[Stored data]
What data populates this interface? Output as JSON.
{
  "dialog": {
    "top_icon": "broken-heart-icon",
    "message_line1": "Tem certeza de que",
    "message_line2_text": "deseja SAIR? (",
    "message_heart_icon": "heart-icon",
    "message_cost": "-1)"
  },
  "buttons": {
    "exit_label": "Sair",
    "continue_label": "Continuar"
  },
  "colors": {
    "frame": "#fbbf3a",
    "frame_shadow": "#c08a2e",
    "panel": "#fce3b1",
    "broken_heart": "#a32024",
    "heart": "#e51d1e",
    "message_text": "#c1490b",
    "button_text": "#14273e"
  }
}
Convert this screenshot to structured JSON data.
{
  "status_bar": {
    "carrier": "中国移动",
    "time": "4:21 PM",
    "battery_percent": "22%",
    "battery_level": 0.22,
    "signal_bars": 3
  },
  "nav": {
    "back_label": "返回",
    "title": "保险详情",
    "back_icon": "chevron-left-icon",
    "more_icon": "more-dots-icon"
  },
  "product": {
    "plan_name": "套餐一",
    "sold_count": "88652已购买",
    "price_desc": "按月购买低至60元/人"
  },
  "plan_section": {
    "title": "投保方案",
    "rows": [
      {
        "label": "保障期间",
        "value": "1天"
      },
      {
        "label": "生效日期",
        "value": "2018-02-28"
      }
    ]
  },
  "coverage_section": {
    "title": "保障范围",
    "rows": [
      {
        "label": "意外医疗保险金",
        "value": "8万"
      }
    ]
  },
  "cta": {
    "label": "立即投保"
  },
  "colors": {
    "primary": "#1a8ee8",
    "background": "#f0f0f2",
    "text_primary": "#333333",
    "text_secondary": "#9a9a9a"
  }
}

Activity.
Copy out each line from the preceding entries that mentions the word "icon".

Task result.
    "top_icon": "broken-heart-icon",
    "message_heart_icon": "heart-icon",
    "back_icon": "chevron-left-icon",
    "more_icon": "more-dots-icon"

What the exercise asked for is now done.